Instructions to follow:
Give back each line of the material that contains the word "selection".

- - - - - - -

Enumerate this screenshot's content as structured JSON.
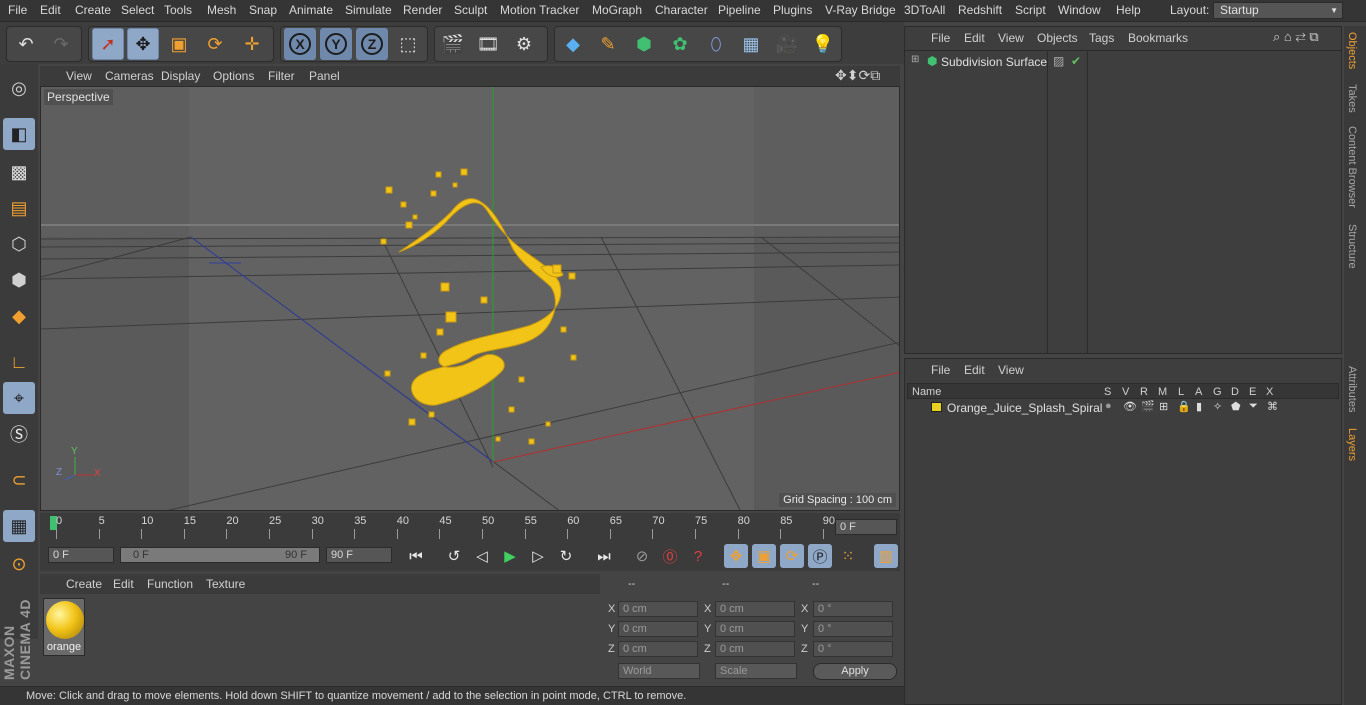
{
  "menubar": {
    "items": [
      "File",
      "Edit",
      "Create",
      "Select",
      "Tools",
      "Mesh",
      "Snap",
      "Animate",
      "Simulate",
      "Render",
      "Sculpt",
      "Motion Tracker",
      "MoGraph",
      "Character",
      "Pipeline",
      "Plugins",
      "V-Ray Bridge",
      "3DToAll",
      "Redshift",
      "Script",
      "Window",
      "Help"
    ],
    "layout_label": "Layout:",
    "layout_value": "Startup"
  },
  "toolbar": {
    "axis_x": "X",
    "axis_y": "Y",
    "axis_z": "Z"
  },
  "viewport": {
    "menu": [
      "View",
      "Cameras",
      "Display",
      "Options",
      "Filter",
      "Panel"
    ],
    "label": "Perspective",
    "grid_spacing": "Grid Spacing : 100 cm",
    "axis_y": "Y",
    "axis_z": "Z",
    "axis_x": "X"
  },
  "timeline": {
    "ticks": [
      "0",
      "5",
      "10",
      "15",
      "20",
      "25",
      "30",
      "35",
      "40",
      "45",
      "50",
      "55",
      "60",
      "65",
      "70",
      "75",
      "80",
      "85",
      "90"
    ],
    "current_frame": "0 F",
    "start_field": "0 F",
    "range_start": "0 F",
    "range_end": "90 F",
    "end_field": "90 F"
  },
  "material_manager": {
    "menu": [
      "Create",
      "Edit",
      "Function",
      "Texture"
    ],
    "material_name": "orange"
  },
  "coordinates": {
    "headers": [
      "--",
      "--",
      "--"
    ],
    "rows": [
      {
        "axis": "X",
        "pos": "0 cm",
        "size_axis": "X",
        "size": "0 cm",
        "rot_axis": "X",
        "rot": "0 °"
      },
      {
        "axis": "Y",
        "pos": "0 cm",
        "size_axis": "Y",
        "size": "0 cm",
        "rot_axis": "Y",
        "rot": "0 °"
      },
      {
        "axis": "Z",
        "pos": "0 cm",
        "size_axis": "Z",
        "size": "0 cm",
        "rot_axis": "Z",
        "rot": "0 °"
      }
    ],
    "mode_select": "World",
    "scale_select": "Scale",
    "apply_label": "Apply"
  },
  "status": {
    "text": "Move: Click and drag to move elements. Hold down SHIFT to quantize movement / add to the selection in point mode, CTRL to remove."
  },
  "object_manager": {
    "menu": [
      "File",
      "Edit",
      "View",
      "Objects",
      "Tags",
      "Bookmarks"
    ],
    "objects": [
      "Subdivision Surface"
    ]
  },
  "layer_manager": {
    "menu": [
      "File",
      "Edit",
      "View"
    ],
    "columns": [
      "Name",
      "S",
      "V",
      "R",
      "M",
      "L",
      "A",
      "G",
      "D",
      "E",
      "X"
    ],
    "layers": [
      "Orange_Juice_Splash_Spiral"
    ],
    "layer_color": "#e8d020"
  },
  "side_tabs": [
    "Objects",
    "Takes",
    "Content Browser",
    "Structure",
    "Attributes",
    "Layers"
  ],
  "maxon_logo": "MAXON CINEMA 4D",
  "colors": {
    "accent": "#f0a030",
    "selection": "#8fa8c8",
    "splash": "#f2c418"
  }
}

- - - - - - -

Answer to the exercise:
    "text": "Move: Click and drag to move elements. Hold down SHIFT to quantize movement / add to the selection in point mode, CTRL to remove."
    "selection": "#8fa8c8",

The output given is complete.